_Problem description_
Every record below, from first to last, should be copied exactly; leave the pictures out.

_Provided material_
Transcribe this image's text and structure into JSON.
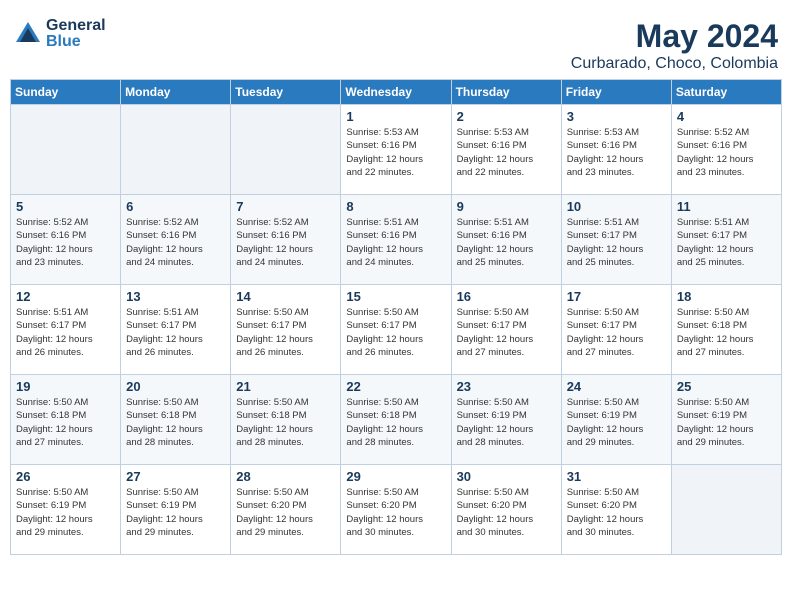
{
  "logo": {
    "general": "General",
    "blue": "Blue"
  },
  "header": {
    "title": "May 2024",
    "subtitle": "Curbarado, Choco, Colombia"
  },
  "weekdays": [
    "Sunday",
    "Monday",
    "Tuesday",
    "Wednesday",
    "Thursday",
    "Friday",
    "Saturday"
  ],
  "weeks": [
    [
      {
        "day": "",
        "info": ""
      },
      {
        "day": "",
        "info": ""
      },
      {
        "day": "",
        "info": ""
      },
      {
        "day": "1",
        "info": "Sunrise: 5:53 AM\nSunset: 6:16 PM\nDaylight: 12 hours\nand 22 minutes."
      },
      {
        "day": "2",
        "info": "Sunrise: 5:53 AM\nSunset: 6:16 PM\nDaylight: 12 hours\nand 22 minutes."
      },
      {
        "day": "3",
        "info": "Sunrise: 5:53 AM\nSunset: 6:16 PM\nDaylight: 12 hours\nand 23 minutes."
      },
      {
        "day": "4",
        "info": "Sunrise: 5:52 AM\nSunset: 6:16 PM\nDaylight: 12 hours\nand 23 minutes."
      }
    ],
    [
      {
        "day": "5",
        "info": "Sunrise: 5:52 AM\nSunset: 6:16 PM\nDaylight: 12 hours\nand 23 minutes."
      },
      {
        "day": "6",
        "info": "Sunrise: 5:52 AM\nSunset: 6:16 PM\nDaylight: 12 hours\nand 24 minutes."
      },
      {
        "day": "7",
        "info": "Sunrise: 5:52 AM\nSunset: 6:16 PM\nDaylight: 12 hours\nand 24 minutes."
      },
      {
        "day": "8",
        "info": "Sunrise: 5:51 AM\nSunset: 6:16 PM\nDaylight: 12 hours\nand 24 minutes."
      },
      {
        "day": "9",
        "info": "Sunrise: 5:51 AM\nSunset: 6:16 PM\nDaylight: 12 hours\nand 25 minutes."
      },
      {
        "day": "10",
        "info": "Sunrise: 5:51 AM\nSunset: 6:17 PM\nDaylight: 12 hours\nand 25 minutes."
      },
      {
        "day": "11",
        "info": "Sunrise: 5:51 AM\nSunset: 6:17 PM\nDaylight: 12 hours\nand 25 minutes."
      }
    ],
    [
      {
        "day": "12",
        "info": "Sunrise: 5:51 AM\nSunset: 6:17 PM\nDaylight: 12 hours\nand 26 minutes."
      },
      {
        "day": "13",
        "info": "Sunrise: 5:51 AM\nSunset: 6:17 PM\nDaylight: 12 hours\nand 26 minutes."
      },
      {
        "day": "14",
        "info": "Sunrise: 5:50 AM\nSunset: 6:17 PM\nDaylight: 12 hours\nand 26 minutes."
      },
      {
        "day": "15",
        "info": "Sunrise: 5:50 AM\nSunset: 6:17 PM\nDaylight: 12 hours\nand 26 minutes."
      },
      {
        "day": "16",
        "info": "Sunrise: 5:50 AM\nSunset: 6:17 PM\nDaylight: 12 hours\nand 27 minutes."
      },
      {
        "day": "17",
        "info": "Sunrise: 5:50 AM\nSunset: 6:17 PM\nDaylight: 12 hours\nand 27 minutes."
      },
      {
        "day": "18",
        "info": "Sunrise: 5:50 AM\nSunset: 6:18 PM\nDaylight: 12 hours\nand 27 minutes."
      }
    ],
    [
      {
        "day": "19",
        "info": "Sunrise: 5:50 AM\nSunset: 6:18 PM\nDaylight: 12 hours\nand 27 minutes."
      },
      {
        "day": "20",
        "info": "Sunrise: 5:50 AM\nSunset: 6:18 PM\nDaylight: 12 hours\nand 28 minutes."
      },
      {
        "day": "21",
        "info": "Sunrise: 5:50 AM\nSunset: 6:18 PM\nDaylight: 12 hours\nand 28 minutes."
      },
      {
        "day": "22",
        "info": "Sunrise: 5:50 AM\nSunset: 6:18 PM\nDaylight: 12 hours\nand 28 minutes."
      },
      {
        "day": "23",
        "info": "Sunrise: 5:50 AM\nSunset: 6:19 PM\nDaylight: 12 hours\nand 28 minutes."
      },
      {
        "day": "24",
        "info": "Sunrise: 5:50 AM\nSunset: 6:19 PM\nDaylight: 12 hours\nand 29 minutes."
      },
      {
        "day": "25",
        "info": "Sunrise: 5:50 AM\nSunset: 6:19 PM\nDaylight: 12 hours\nand 29 minutes."
      }
    ],
    [
      {
        "day": "26",
        "info": "Sunrise: 5:50 AM\nSunset: 6:19 PM\nDaylight: 12 hours\nand 29 minutes."
      },
      {
        "day": "27",
        "info": "Sunrise: 5:50 AM\nSunset: 6:19 PM\nDaylight: 12 hours\nand 29 minutes."
      },
      {
        "day": "28",
        "info": "Sunrise: 5:50 AM\nSunset: 6:20 PM\nDaylight: 12 hours\nand 29 minutes."
      },
      {
        "day": "29",
        "info": "Sunrise: 5:50 AM\nSunset: 6:20 PM\nDaylight: 12 hours\nand 30 minutes."
      },
      {
        "day": "30",
        "info": "Sunrise: 5:50 AM\nSunset: 6:20 PM\nDaylight: 12 hours\nand 30 minutes."
      },
      {
        "day": "31",
        "info": "Sunrise: 5:50 AM\nSunset: 6:20 PM\nDaylight: 12 hours\nand 30 minutes."
      },
      {
        "day": "",
        "info": ""
      }
    ]
  ]
}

_The completed task_
Transcribe this image's text and structure into JSON.
{
  "logo": {
    "general": "General",
    "blue": "Blue"
  },
  "header": {
    "title": "May 2024",
    "subtitle": "Curbarado, Choco, Colombia"
  },
  "weekdays": [
    "Sunday",
    "Monday",
    "Tuesday",
    "Wednesday",
    "Thursday",
    "Friday",
    "Saturday"
  ],
  "weeks": [
    [
      {
        "day": "",
        "info": ""
      },
      {
        "day": "",
        "info": ""
      },
      {
        "day": "",
        "info": ""
      },
      {
        "day": "1",
        "info": "Sunrise: 5:53 AM\nSunset: 6:16 PM\nDaylight: 12 hours\nand 22 minutes."
      },
      {
        "day": "2",
        "info": "Sunrise: 5:53 AM\nSunset: 6:16 PM\nDaylight: 12 hours\nand 22 minutes."
      },
      {
        "day": "3",
        "info": "Sunrise: 5:53 AM\nSunset: 6:16 PM\nDaylight: 12 hours\nand 23 minutes."
      },
      {
        "day": "4",
        "info": "Sunrise: 5:52 AM\nSunset: 6:16 PM\nDaylight: 12 hours\nand 23 minutes."
      }
    ],
    [
      {
        "day": "5",
        "info": "Sunrise: 5:52 AM\nSunset: 6:16 PM\nDaylight: 12 hours\nand 23 minutes."
      },
      {
        "day": "6",
        "info": "Sunrise: 5:52 AM\nSunset: 6:16 PM\nDaylight: 12 hours\nand 24 minutes."
      },
      {
        "day": "7",
        "info": "Sunrise: 5:52 AM\nSunset: 6:16 PM\nDaylight: 12 hours\nand 24 minutes."
      },
      {
        "day": "8",
        "info": "Sunrise: 5:51 AM\nSunset: 6:16 PM\nDaylight: 12 hours\nand 24 minutes."
      },
      {
        "day": "9",
        "info": "Sunrise: 5:51 AM\nSunset: 6:16 PM\nDaylight: 12 hours\nand 25 minutes."
      },
      {
        "day": "10",
        "info": "Sunrise: 5:51 AM\nSunset: 6:17 PM\nDaylight: 12 hours\nand 25 minutes."
      },
      {
        "day": "11",
        "info": "Sunrise: 5:51 AM\nSunset: 6:17 PM\nDaylight: 12 hours\nand 25 minutes."
      }
    ],
    [
      {
        "day": "12",
        "info": "Sunrise: 5:51 AM\nSunset: 6:17 PM\nDaylight: 12 hours\nand 26 minutes."
      },
      {
        "day": "13",
        "info": "Sunrise: 5:51 AM\nSunset: 6:17 PM\nDaylight: 12 hours\nand 26 minutes."
      },
      {
        "day": "14",
        "info": "Sunrise: 5:50 AM\nSunset: 6:17 PM\nDaylight: 12 hours\nand 26 minutes."
      },
      {
        "day": "15",
        "info": "Sunrise: 5:50 AM\nSunset: 6:17 PM\nDaylight: 12 hours\nand 26 minutes."
      },
      {
        "day": "16",
        "info": "Sunrise: 5:50 AM\nSunset: 6:17 PM\nDaylight: 12 hours\nand 27 minutes."
      },
      {
        "day": "17",
        "info": "Sunrise: 5:50 AM\nSunset: 6:17 PM\nDaylight: 12 hours\nand 27 minutes."
      },
      {
        "day": "18",
        "info": "Sunrise: 5:50 AM\nSunset: 6:18 PM\nDaylight: 12 hours\nand 27 minutes."
      }
    ],
    [
      {
        "day": "19",
        "info": "Sunrise: 5:50 AM\nSunset: 6:18 PM\nDaylight: 12 hours\nand 27 minutes."
      },
      {
        "day": "20",
        "info": "Sunrise: 5:50 AM\nSunset: 6:18 PM\nDaylight: 12 hours\nand 28 minutes."
      },
      {
        "day": "21",
        "info": "Sunrise: 5:50 AM\nSunset: 6:18 PM\nDaylight: 12 hours\nand 28 minutes."
      },
      {
        "day": "22",
        "info": "Sunrise: 5:50 AM\nSunset: 6:18 PM\nDaylight: 12 hours\nand 28 minutes."
      },
      {
        "day": "23",
        "info": "Sunrise: 5:50 AM\nSunset: 6:19 PM\nDaylight: 12 hours\nand 28 minutes."
      },
      {
        "day": "24",
        "info": "Sunrise: 5:50 AM\nSunset: 6:19 PM\nDaylight: 12 hours\nand 29 minutes."
      },
      {
        "day": "25",
        "info": "Sunrise: 5:50 AM\nSunset: 6:19 PM\nDaylight: 12 hours\nand 29 minutes."
      }
    ],
    [
      {
        "day": "26",
        "info": "Sunrise: 5:50 AM\nSunset: 6:19 PM\nDaylight: 12 hours\nand 29 minutes."
      },
      {
        "day": "27",
        "info": "Sunrise: 5:50 AM\nSunset: 6:19 PM\nDaylight: 12 hours\nand 29 minutes."
      },
      {
        "day": "28",
        "info": "Sunrise: 5:50 AM\nSunset: 6:20 PM\nDaylight: 12 hours\nand 29 minutes."
      },
      {
        "day": "29",
        "info": "Sunrise: 5:50 AM\nSunset: 6:20 PM\nDaylight: 12 hours\nand 30 minutes."
      },
      {
        "day": "30",
        "info": "Sunrise: 5:50 AM\nSunset: 6:20 PM\nDaylight: 12 hours\nand 30 minutes."
      },
      {
        "day": "31",
        "info": "Sunrise: 5:50 AM\nSunset: 6:20 PM\nDaylight: 12 hours\nand 30 minutes."
      },
      {
        "day": "",
        "info": ""
      }
    ]
  ]
}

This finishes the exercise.